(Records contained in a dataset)

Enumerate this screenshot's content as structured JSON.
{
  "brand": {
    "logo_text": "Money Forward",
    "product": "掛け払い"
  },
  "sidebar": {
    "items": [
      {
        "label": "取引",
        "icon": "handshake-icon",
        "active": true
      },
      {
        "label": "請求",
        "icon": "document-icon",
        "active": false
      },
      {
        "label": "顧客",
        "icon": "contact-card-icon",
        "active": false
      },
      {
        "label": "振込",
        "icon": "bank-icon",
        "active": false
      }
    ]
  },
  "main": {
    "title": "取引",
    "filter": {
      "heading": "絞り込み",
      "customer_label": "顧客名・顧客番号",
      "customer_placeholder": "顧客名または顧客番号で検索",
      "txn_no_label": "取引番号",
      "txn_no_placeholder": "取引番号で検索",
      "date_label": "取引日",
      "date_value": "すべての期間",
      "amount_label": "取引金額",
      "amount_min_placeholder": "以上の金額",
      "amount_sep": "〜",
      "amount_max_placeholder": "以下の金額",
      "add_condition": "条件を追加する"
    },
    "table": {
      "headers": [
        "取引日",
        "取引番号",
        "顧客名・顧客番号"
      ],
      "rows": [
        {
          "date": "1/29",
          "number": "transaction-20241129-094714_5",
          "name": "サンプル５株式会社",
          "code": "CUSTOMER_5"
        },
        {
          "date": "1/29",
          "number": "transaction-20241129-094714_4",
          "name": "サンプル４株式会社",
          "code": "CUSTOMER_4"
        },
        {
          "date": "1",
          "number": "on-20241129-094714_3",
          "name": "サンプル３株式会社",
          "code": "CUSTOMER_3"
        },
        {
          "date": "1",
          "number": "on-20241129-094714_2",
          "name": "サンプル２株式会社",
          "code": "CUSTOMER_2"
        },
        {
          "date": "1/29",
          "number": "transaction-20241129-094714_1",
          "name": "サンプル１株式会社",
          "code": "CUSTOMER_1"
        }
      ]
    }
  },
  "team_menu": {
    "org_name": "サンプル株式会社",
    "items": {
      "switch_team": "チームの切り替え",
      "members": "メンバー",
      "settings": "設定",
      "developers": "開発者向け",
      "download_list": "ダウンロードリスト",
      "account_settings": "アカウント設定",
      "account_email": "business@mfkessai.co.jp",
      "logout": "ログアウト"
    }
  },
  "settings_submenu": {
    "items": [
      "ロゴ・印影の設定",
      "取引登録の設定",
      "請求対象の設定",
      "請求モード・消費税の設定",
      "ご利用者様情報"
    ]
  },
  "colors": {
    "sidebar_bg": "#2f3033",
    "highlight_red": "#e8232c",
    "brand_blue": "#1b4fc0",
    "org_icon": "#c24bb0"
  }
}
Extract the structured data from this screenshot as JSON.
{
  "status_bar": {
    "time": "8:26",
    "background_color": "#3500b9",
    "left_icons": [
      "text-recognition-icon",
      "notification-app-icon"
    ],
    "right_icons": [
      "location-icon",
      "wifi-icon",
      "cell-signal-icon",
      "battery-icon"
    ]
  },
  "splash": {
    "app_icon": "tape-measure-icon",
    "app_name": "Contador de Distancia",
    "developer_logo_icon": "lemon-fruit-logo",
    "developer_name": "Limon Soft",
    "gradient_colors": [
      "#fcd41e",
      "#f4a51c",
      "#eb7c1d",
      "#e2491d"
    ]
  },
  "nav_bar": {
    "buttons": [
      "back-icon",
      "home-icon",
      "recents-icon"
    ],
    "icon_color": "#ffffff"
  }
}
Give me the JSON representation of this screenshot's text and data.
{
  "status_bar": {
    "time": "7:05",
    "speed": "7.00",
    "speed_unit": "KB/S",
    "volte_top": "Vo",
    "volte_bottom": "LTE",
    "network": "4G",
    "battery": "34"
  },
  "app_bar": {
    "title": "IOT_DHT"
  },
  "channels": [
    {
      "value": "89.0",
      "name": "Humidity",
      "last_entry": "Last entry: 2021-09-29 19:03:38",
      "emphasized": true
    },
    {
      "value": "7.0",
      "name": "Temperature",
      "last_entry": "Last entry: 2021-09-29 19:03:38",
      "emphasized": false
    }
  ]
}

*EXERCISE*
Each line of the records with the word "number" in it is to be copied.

*SOLUTION TO THE PROBLEM*
          "number": "transaction-20241129-094714_5",
          "number": "transaction-20241129-094714_4",
          "number": "on-20241129-094714_3",
          "number": "on-20241129-094714_2",
          "number": "transaction-20241129-094714_1",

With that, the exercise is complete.